Downside of deceit
Monday, June 05, 2023 @ 2:51 PM | By Timothy Moore
David Lyttle had been building a house for Brett Hall on a remote property north of Wellington, New Zealand. Hall vanished on May 29, 2011, and Lyttle became an immediate suspect in his disappearance. Police interviewed him eight times during the next 10 weeks, culminating in a seven-hour interrogation on Aug. 8. He gave detailed descriptions of his actions at the time that Hall went missing but steadfastly denied having had anything to do with his absence. There was insufficient evidence to charge him with any crime.
In early 2014 a Mr. Big operation was launched, concluding with a “confession” to Mr. Big at the end of June 2014. The confession was bereft of confirmatory evidence. There was no body, no blood, no weapon, no witness and not much of a motive. Parts of the narrative were implausible or provably false. Lyttle was nevertheless found guilty of murder by a jury at the High Court in Wellington on Nov. 14, 2019.
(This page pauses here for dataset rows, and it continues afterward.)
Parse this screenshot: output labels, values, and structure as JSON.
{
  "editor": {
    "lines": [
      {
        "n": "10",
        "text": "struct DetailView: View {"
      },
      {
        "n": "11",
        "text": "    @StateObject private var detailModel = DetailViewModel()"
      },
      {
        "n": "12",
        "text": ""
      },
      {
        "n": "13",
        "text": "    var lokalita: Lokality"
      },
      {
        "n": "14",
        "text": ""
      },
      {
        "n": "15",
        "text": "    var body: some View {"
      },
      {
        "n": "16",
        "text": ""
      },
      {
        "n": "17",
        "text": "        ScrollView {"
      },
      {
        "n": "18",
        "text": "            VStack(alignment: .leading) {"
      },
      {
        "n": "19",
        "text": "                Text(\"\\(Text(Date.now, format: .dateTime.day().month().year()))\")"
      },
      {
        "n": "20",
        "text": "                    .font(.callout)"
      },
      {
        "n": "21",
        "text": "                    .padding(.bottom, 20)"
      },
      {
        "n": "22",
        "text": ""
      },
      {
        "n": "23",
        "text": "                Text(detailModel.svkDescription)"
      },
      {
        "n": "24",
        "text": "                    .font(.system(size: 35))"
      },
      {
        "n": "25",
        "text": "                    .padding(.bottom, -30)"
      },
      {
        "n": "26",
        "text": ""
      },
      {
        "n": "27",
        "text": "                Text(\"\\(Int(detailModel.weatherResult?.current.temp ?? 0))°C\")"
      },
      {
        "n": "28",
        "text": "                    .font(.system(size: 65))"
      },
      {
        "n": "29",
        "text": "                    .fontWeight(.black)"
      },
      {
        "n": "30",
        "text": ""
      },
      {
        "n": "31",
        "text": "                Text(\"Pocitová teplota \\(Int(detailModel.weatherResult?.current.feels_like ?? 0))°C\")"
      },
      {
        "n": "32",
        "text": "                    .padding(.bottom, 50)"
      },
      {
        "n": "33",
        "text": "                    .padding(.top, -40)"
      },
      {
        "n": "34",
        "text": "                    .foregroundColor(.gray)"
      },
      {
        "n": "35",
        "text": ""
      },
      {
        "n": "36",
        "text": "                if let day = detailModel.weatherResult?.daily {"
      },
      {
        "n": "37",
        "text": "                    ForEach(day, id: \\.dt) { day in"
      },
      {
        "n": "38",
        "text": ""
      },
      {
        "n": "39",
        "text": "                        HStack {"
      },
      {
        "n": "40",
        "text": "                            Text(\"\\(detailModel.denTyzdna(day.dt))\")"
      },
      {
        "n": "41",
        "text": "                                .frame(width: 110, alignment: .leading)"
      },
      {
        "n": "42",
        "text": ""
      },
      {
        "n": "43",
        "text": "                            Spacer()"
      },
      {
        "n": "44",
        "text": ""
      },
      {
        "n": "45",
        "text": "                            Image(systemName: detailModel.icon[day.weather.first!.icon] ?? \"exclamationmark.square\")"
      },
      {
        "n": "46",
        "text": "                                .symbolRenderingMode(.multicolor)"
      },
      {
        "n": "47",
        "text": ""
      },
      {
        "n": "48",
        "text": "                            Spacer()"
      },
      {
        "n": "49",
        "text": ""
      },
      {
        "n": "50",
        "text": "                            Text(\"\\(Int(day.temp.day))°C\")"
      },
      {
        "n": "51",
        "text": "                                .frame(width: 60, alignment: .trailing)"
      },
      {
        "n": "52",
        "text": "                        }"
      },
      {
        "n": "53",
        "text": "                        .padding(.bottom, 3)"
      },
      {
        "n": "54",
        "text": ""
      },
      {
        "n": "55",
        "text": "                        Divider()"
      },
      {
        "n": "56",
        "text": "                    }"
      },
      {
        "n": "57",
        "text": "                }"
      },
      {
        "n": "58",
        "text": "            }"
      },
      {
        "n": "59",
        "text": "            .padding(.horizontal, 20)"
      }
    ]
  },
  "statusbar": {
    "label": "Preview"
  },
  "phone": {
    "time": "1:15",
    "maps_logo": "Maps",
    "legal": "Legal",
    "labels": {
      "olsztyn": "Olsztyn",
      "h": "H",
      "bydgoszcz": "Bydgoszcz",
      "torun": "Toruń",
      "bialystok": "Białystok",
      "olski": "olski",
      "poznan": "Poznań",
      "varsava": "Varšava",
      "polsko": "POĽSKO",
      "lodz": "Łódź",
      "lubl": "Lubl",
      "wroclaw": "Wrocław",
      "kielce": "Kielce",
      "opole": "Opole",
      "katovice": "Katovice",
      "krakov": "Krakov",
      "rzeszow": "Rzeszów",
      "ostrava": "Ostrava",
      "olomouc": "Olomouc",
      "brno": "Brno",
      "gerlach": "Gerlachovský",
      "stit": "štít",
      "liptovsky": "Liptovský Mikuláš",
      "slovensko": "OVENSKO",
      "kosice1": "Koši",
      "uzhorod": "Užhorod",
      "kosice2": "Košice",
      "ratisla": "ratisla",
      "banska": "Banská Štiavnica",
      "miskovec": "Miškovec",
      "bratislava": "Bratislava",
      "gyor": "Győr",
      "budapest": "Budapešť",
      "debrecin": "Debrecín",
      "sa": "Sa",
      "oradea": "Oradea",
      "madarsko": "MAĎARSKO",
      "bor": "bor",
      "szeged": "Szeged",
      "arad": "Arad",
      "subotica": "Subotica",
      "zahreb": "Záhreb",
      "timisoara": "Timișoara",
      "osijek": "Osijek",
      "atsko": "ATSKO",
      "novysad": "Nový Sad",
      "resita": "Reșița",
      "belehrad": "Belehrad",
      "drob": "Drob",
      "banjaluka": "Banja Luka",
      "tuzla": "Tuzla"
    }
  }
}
In March 2021 the conviction was quashed and a new trial ordered. Justice Simon France characterized the conviction as a “miscarriage.” The Court of Appeal had been troubled by what they perceived to be numerous threats to the reliability of the statements made to Mr. Big. When the prosecution made known its intention to retry the case, the defence brought applications for (1) a dismissal of the charge on the basis of evidential insufficiency (s. 147) and (2) a stay of proceedings. The dismissal application was granted at the end of November 2021 (R. v. David Owen Lyttle  NZHC 3519). By then more than 10 years had passed since the police first targeted David Lyttle as the murderer of Brett Hall.
Three weeks after his conviction, his younger brother Dion, with whom he had been very close, committed suicide. A year later his mother died. “She basically gave up,” said his wife, Helen. “She was never the same once Dave was found guilty.” David didn’t attend her funeral because he didn’t want his children to see him in prison handcuffs. He believes today that had he not been imprisoned, his mother and brother would still be alive. He now has a deep and abiding distrust of the justice system.
In the Hart decision, Justice Andromache Karakatsanis expressed concern with state conduct that turns suspects’ day-to-day existence “into a piece of theatre in which they are unwitting participants” (R. v. Hart 2014 SCC 52). She went on to say that the potential damage arising from Mr. Big operations harms “ ... not only the suspect but the integrity of the justice system.”
The Lyttle and Hart cases are shining examples. They illustrate what research on the psychological impact of wrongful convictions has shown, namely that the sequelae appear to be “vast, severe, and long-lasting.”
In the Netherlands, a disaster of a different sort reached its disturbing climax about a month ago. Joop M was convicted of money laundering and orchestrating the smuggling from South America of large amounts of cocaine destined for Germany through the port of Vlissingen. As part of their investigation in early 2020, the police surreptitiously purchased the house adjacent to Joop M’s in the luxury neighbourhood of Zevenbergschen Hoek. An undercover agent (Frans) moved into the house and contrived to become close friends with Joop M and his family. He formed an emotional bond with their 10-year-old son and eventually had an affair with Joop’s wife. Frans ultimately revealed the relationship (and his own distress) to his superiors, but ended up committing suicide in April 2021. At Joop M’s trial, the defence objected to the violation of the privacy of the suspect and his wife and son. The court found that the undercover agent had been insufficiently supervised, and that as a result, “standards of decency [had] been exceeded.” One year was deducted from the sentence. Frans’ suicide was not the only one attributed to oversight breakdown in the Special Investigations Service around that time.
As these cases demonstrate, the notion that deceit can be safely wielded with strategic precision in criminal investigations is belied by the false confessions that sometimes arise and, at times, even by the fatalities of the very agents of deceit themselves.
Timothy Moore is professor emeritus, department of psychology, Glendon College, York University.
The opinions expressed are those of the author(s) and do not necessarily reflect the views of the author’s firm, its clients, Law360 Canada, LexisNexis Canada, or any of its or their respective affiliates. This article is for general information purposes and is not intended to be and should not be taken as legal advice.
Photo credit / ksana-gribakina ISTOCKPHOTO.COM
Interested in writing for us? To learn more about how you can add your voice to Law360 Canada contact Analysis Editor Peter Carter at email@example.com or call 647-776-6740.